• **Assignment**: Whenever a line in the entries includes the word "icon", copy that line out.

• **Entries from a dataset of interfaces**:
·····

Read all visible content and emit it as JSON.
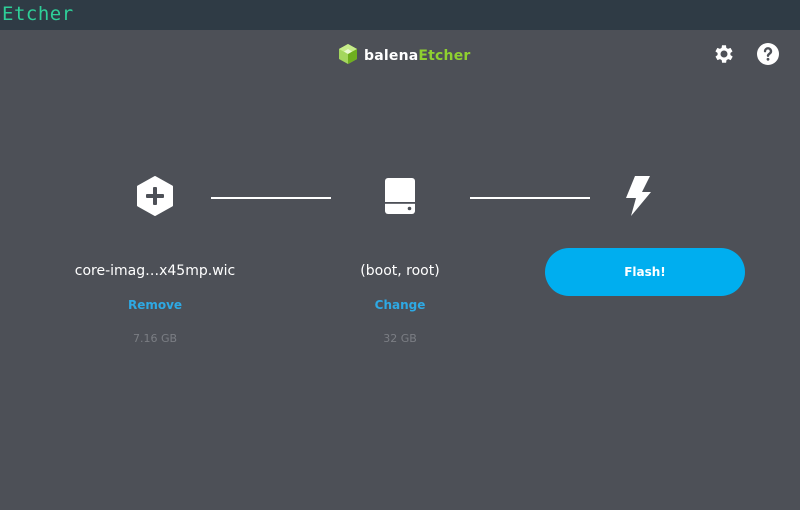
{
  "window": {
    "title": "Etcher"
  },
  "header": {
    "brand_part1": "balena",
    "brand_part2": "Etcher",
    "brand_color": "#8fd130",
    "settings_icon": "gear-icon",
    "help_icon": "question-circle-icon"
  },
  "steps": {
    "image": {
      "icon": "plus-hexagon-icon",
      "name": "core-imag…x45mp.wic",
      "action": "Remove",
      "size": "7.16 GB"
    },
    "drive": {
      "icon": "hard-drive-icon",
      "name": "(boot, root)",
      "action": "Change",
      "size": "32 GB"
    },
    "flash": {
      "icon": "lightning-bolt-icon",
      "button_label": "Flash!"
    }
  },
  "colors": {
    "background": "#4d5057",
    "titlebar": "#2f3b45",
    "title_text": "#2ecf98",
    "accent": "#00aeef",
    "link": "#2ea9e4"
  }
}
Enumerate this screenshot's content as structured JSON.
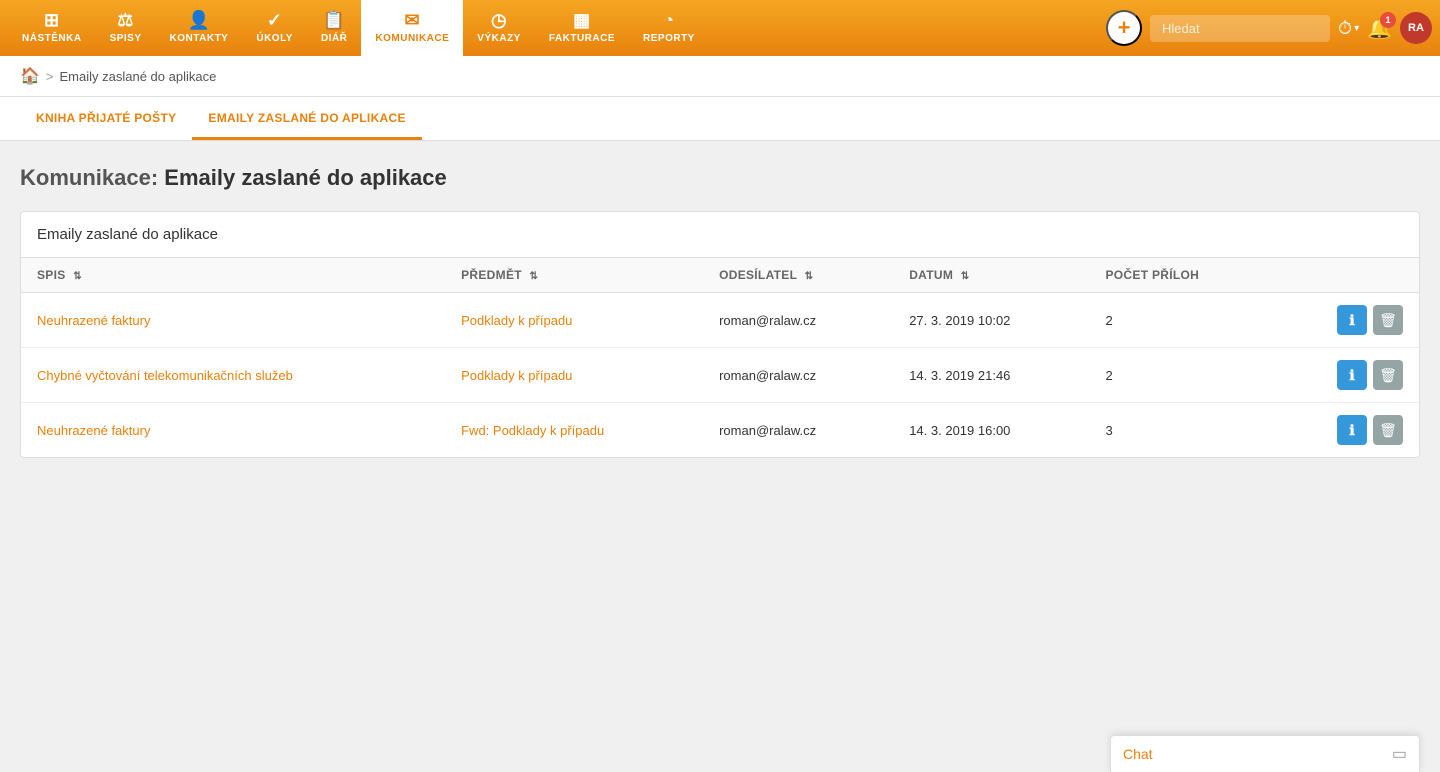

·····

• **Task output**:
    "settings_icon": "gear-icon",
    "help_icon": "question-circle-icon"
      "icon": "plus-hexagon-icon",
      "icon": "hard-drive-icon",
      "icon": "lightning-bolt-icon",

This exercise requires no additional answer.